Rutherford B. Hayes (1822–1893) nineteenth president of the United States, 1877–81
Andrew Johnson (1808–1875) seventeenth president of the United States, 1865–69
Abraham Lincoln (1809–1865) sixteenth president of the United States, 1861–65
The Freedmen's Bureau
There were some positive developments in race relations in the South immediately after the Civil War. Many of these changes took place under the guidance of the Freedmen's Bureau, a federal government agency formed in 1865 and led by General Oliver O. Howard (1830–1909). The mission of the Freedmen's Bureau was to help former slaves make the transition to freedom. The bureau provided food, clothing, and other assistance to former slaves until they were able to provide for themselves. It also set up fair labor contracts between blacks and whites and tried legal cases.
Education was one of the most successful activities of the Freedmen's Bureau. It created over 4,300 schools, hired ten thousand teachers, and educated nearly 250,000 students throughout the South after the war. The bureau's efforts led to the founding of several prominent black universities that still exist today, including Howard and Fisk universities.
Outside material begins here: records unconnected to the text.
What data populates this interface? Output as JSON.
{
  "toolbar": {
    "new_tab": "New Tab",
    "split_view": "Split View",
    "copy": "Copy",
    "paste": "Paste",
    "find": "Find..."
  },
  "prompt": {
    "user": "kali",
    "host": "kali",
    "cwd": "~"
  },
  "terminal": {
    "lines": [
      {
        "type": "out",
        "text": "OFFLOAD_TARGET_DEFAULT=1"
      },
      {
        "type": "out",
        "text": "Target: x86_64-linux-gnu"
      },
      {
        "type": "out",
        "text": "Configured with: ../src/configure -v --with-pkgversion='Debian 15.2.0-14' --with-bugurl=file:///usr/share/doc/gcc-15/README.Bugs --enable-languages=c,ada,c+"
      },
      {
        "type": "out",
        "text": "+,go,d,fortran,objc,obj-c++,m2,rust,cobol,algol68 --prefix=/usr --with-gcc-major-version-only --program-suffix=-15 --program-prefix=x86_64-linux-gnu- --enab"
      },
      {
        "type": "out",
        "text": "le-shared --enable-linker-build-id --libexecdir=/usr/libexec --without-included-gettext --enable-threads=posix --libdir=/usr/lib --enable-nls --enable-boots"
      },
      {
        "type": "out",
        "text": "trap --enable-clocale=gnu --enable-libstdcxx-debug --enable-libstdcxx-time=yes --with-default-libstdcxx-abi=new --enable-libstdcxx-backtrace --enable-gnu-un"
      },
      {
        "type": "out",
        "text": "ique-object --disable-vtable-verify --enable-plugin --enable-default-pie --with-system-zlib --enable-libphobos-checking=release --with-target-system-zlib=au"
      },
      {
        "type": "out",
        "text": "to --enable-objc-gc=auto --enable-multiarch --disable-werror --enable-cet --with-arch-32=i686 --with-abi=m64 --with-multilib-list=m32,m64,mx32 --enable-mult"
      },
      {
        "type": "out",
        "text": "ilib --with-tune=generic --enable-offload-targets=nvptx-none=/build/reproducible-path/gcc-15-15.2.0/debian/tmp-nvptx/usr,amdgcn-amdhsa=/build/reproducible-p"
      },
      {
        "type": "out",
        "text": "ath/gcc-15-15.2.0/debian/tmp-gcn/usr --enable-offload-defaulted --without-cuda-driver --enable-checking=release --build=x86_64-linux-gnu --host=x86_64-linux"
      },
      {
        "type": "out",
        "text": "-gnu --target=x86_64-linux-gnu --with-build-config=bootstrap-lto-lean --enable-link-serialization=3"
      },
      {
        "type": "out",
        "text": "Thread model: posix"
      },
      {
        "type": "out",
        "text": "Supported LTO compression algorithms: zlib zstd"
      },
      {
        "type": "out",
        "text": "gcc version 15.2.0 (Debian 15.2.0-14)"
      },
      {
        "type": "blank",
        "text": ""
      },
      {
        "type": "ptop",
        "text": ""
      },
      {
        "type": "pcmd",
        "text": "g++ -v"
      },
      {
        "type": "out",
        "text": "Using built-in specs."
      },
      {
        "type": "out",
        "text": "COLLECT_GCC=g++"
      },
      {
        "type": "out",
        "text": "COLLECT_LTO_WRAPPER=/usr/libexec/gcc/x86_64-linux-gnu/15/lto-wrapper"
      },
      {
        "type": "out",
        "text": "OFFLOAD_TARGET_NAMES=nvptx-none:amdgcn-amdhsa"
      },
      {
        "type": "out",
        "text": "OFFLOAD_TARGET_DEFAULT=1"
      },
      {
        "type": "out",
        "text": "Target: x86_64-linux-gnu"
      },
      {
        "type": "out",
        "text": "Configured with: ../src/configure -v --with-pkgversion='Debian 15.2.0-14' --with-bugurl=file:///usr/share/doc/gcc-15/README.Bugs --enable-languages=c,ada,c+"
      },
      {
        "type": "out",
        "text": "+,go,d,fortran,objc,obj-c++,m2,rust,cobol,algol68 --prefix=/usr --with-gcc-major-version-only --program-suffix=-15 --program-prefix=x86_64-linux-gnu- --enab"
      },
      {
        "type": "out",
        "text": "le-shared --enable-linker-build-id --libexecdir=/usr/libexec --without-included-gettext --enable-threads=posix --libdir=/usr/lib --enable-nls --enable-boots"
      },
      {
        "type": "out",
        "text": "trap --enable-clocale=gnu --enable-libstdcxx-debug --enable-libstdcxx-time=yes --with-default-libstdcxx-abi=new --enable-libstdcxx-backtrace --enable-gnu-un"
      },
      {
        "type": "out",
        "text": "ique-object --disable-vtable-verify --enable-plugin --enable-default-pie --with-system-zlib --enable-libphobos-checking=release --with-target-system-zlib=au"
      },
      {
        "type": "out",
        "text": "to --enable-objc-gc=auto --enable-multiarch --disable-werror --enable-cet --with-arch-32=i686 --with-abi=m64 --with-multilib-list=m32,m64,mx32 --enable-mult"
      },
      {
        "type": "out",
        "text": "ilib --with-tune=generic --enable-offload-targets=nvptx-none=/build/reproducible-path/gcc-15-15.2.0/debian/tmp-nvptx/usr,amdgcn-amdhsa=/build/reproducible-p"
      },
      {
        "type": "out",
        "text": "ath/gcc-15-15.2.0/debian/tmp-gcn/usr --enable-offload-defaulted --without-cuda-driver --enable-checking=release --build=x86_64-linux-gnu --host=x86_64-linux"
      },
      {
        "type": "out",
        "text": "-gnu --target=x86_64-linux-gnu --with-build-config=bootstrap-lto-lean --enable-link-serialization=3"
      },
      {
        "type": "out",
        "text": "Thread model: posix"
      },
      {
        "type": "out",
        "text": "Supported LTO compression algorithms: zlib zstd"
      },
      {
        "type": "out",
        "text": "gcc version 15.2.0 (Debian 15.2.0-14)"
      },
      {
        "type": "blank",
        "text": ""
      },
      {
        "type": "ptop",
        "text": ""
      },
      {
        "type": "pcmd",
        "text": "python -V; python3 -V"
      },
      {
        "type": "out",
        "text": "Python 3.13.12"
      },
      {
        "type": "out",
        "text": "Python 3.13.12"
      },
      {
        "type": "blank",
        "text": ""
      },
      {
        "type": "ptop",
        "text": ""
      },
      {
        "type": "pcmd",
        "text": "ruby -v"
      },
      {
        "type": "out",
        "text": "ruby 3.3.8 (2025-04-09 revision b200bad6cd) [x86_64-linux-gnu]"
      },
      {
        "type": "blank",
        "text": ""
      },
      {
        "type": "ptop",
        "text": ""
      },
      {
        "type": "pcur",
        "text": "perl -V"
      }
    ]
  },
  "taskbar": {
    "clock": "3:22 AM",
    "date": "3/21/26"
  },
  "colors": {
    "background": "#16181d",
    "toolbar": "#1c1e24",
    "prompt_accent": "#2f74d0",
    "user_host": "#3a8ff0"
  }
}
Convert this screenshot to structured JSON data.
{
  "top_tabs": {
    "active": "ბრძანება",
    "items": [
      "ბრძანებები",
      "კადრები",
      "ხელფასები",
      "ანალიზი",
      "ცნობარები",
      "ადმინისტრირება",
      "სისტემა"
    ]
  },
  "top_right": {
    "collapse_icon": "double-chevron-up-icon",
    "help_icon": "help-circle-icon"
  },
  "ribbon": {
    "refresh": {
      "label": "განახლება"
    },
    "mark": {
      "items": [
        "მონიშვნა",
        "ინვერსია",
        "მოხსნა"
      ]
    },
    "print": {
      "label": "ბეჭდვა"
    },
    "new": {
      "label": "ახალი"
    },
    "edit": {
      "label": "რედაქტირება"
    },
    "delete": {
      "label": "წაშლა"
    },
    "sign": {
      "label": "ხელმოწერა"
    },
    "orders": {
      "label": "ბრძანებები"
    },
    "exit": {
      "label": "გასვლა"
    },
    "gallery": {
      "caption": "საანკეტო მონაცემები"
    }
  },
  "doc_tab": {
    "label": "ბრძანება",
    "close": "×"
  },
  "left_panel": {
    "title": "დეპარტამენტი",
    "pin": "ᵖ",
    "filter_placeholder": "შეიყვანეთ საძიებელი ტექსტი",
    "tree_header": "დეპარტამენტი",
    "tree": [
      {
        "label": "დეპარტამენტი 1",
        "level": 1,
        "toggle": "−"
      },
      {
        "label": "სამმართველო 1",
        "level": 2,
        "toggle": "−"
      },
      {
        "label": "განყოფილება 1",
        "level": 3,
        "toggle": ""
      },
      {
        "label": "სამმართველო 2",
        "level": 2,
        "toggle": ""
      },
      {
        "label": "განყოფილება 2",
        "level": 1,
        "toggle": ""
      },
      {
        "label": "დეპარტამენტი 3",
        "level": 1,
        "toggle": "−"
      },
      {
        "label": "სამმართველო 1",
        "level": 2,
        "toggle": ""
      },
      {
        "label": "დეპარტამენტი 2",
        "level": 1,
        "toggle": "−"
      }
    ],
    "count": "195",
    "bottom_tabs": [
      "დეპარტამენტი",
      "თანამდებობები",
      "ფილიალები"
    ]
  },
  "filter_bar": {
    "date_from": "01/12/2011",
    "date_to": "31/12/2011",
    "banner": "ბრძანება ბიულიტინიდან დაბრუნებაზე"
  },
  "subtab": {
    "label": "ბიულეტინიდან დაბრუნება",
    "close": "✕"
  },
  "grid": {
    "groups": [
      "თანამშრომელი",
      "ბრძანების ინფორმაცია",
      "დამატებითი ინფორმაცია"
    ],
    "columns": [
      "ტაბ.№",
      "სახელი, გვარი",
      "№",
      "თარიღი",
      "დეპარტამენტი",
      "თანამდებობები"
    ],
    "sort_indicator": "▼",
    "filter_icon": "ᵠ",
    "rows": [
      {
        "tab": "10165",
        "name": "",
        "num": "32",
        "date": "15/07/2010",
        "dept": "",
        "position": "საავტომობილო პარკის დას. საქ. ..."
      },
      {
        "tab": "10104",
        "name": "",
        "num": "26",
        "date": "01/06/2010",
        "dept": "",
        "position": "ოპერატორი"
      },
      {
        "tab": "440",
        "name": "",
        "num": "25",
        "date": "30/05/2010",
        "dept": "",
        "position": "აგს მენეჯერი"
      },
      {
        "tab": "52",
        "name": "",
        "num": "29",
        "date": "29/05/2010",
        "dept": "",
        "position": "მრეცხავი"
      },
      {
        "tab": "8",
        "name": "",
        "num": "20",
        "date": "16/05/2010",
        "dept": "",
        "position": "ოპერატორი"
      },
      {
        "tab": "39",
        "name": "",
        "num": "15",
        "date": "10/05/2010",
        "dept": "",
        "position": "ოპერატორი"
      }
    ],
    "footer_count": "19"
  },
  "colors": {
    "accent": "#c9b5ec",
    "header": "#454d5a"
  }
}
Probably the least successful efforts of the Freedmen's Bureau involved distributing land to former slaves. Many people believed that Southern blacks needed land of their own if they were to become independent and self-sustaining members of society. They wanted to provide "forty acres and a mule" to each black family so that they could grow their own food. Some Northerners wanted to take away the property of Confederate leaders and give it to former slaves. The Freedmen's Bureau did give out some land in the South, but much of it was later taken back when President Andrew Johnson pardoned, or officially forgave, Confederate leaders and returned their property after the war.
The Impeachment of President Bill Clinton
For more than one hundred years, Andrew Johnson was the only American president to be impeached. The U.S. Congress put Johnson on trial in an attempt to remove him from office in 1868. In 1998, Bill Clinton (1946– ) became the second president ever to face impeachment. After a lengthy investigation into Clinton's financial dealings and personal life, the U.S. House of Representatives passed two articles of impeachment against the president. They charged him with perjury (lying while under oath to tell the truth) and obstruction of justice (interfering with an official investigation). These charges had to do with Clinton's sexual relationship with a White House intern named Monica Lewinsky (1973– ), and his alleged attempts to prevent information about that relationship from becoming public.
Throughout the impeachment hearings and Senate trial, Clinton remained popular with the public. Many Americans felt that the Republican-controlled Congress simply did not like the Democratic president and wanted any excuse to remove him from office. Most people agreed that Clinton was wrong to have an affair and to lie about it. But they also felt that the president's personal life should remain private and should not be used as grounds for impeachment.
Clinton's trial before the Senate lasted for several weeks and attracted a great deal of news coverage. The Senate finally voted on the two articles of impeachment in February 1999. The vote on the perjury charge was 55–45 in favor of acquittal (finding the president not guilty). The vote on the obstruction of justice charge was 50–50, far short of the twothirds majority (67 votes) needed to convict Clinton. Like President Johnson before him, Clinton survived impeachment and remained in office.